Directions for this task.
In full and word for word, give the records again.

Excerpts from an interface dataset
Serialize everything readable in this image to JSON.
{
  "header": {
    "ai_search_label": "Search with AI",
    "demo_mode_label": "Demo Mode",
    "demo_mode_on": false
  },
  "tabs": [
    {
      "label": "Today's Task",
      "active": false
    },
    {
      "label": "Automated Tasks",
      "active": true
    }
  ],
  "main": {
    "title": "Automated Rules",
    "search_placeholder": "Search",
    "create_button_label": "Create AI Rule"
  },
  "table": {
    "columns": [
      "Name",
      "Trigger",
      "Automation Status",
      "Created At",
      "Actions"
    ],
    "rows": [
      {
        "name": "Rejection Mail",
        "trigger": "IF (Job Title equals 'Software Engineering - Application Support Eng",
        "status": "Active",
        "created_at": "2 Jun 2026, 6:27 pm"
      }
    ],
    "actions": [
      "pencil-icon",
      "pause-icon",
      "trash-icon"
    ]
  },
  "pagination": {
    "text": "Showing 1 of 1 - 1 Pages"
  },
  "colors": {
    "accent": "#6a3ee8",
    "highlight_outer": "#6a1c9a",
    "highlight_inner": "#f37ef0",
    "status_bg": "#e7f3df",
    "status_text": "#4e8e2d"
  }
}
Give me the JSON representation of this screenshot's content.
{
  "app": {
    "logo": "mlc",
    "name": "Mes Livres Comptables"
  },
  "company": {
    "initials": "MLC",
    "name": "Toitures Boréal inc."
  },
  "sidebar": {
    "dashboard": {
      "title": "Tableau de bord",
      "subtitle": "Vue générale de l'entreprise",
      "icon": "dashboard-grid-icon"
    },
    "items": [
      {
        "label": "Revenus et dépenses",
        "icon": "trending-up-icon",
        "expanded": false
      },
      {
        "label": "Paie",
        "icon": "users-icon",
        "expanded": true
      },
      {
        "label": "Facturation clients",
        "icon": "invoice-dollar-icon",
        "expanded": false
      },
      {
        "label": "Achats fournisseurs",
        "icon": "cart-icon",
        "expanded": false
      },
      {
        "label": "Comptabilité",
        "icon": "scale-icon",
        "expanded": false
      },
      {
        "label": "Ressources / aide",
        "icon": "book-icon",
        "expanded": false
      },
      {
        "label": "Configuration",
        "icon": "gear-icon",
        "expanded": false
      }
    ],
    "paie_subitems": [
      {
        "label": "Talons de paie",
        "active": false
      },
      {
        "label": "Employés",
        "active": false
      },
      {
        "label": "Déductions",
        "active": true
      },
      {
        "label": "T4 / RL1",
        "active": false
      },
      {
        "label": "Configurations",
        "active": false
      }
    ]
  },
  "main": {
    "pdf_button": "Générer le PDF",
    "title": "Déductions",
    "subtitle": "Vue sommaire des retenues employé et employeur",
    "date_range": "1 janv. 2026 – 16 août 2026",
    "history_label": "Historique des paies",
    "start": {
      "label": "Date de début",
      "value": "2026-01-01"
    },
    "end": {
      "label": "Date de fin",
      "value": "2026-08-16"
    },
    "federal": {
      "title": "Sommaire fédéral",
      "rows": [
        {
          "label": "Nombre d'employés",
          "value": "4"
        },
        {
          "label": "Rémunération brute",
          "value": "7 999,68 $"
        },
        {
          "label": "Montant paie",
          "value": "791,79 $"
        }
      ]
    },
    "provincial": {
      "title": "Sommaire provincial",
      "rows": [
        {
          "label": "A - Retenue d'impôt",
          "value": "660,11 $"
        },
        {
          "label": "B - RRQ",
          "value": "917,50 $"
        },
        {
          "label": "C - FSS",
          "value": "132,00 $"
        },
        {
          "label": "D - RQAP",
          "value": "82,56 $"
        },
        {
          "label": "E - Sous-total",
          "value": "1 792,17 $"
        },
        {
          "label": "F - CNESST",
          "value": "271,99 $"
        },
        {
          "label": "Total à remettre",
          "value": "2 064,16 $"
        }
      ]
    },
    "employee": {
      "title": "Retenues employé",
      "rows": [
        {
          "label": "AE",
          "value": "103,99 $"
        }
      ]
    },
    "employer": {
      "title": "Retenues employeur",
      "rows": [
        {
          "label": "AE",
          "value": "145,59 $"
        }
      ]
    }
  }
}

Output for this task.
Serialize everything readable in this image to JSON.
{
  "header": {
    "ai_search_label": "Search with AI",
    "demo_mode_label": "Demo Mode",
    "demo_mode_on": false
  },
  "tabs": [
    {
      "label": "Today's Task",
      "active": false
    },
    {
      "label": "Automated Tasks",
      "active": true
    }
  ],
  "main": {
    "title": "Automated Rules",
    "search_placeholder": "Search",
    "create_button_label": "Create AI Rule"
  },
  "table": {
    "columns": [
      "Name",
      "Trigger",
      "Automation Status",
      "Created At",
      "Actions"
    ],
    "rows": [
      {
        "name": "Rejection Mail",
        "trigger": "IF (Job Title equals 'Software Engineering - Application Support Eng",
        "status": "Active",
        "created_at": "2 Jun 2026, 6:27 pm"
      }
    ],
    "actions": [
      "pencil-icon",
      "pause-icon",
      "trash-icon"
    ]
  },
  "pagination": {
    "text": "Showing 1 of 1 - 1 Pages"
  },
  "colors": {
    "accent": "#6a3ee8",
    "highlight_outer": "#6a1c9a",
    "highlight_inner": "#f37ef0",
    "status_bg": "#e7f3df",
    "status_text": "#4e8e2d"
  }
}
Give me the JSON representation of this screenshot's content.
{
  "app": {
    "logo": "mlc",
    "name": "Mes Livres Comptables"
  },
  "company": {
    "initials": "MLC",
    "name": "Toitures Boréal inc."
  },
  "sidebar": {
    "dashboard": {
      "title": "Tableau de bord",
      "subtitle": "Vue générale de l'entreprise",
      "icon": "dashboard-grid-icon"
    },
    "items": [
      {
        "label": "Revenus et dépenses",
        "icon": "trending-up-icon",
        "expanded": false
      },
      {
        "label": "Paie",
        "icon": "users-icon",
        "expanded": true
      },
      {
        "label": "Facturation clients",
        "icon": "invoice-dollar-icon",
        "expanded": false
      },
      {
        "label": "Achats fournisseurs",
        "icon": "cart-icon",
        "expanded": false
      },
      {
        "label": "Comptabilité",
        "icon": "scale-icon",
        "expanded": false
      },
      {
        "label": "Ressources / aide",
        "icon": "book-icon",
        "expanded": false
      },
      {
        "label": "Configuration",
        "icon": "gear-icon",
        "expanded": false
      }
    ],
    "paie_subitems": [
      {
        "label": "Talons de paie",
        "active": false
      },
      {
        "label": "Employés",
        "active": false
      },
      {
        "label": "Déductions",
        "active": true
      },
      {
        "label": "T4 / RL1",
        "active": false
      },
      {
        "label": "Configurations",
        "active": false
      }
    ]
  },
  "main": {
    "pdf_button": "Générer le PDF",
    "title": "Déductions",
    "subtitle": "Vue sommaire des retenues employé et employeur",
    "date_range": "1 janv. 2026 – 16 août 2026",
    "history_label": "Historique des paies",
    "start": {
      "label": "Date de début",
      "value": "2026-01-01"
    },
    "end": {
      "label": "Date de fin",
      "value": "2026-08-16"
    },
    "federal": {
      "title": "Sommaire fédéral",
      "rows": [
        {
          "label": "Nombre d'employés",
          "value": "4"
        },
        {
          "label": "Rémunération brute",
          "value": "7 999,68 $"
        },
        {
          "label": "Montant paie",
          "value": "791,79 $"
        }
      ]
    },
    "provincial": {
      "title": "Sommaire provincial",
      "rows": [
        {
          "label": "A - Retenue d'impôt",
          "value": "660,11 $"
        },
        {
          "label": "B - RRQ",
          "value": "917,50 $"
        },
        {
          "label": "C - FSS",
          "value": "132,00 $"
        },
        {
          "label": "D - RQAP",
          "value": "82,56 $"
        },
        {
          "label": "E - Sous-total",
          "value": "1 792,17 $"
        },
        {
          "label": "F - CNESST",
          "value": "271,99 $"
        },
        {
          "label": "Total à remettre",
          "value": "2 064,16 $"
        }
      ]
    },
    "employee": {
      "title": "Retenues employé",
      "rows": [
        {
          "label": "AE",
          "value": "103,99 $"
        }
      ]
    },
    "employer": {
      "title": "Retenues employeur",
      "rows": [
        {
          "label": "AE",
          "value": "145,59 $"
        }
      ]
    }
  }
}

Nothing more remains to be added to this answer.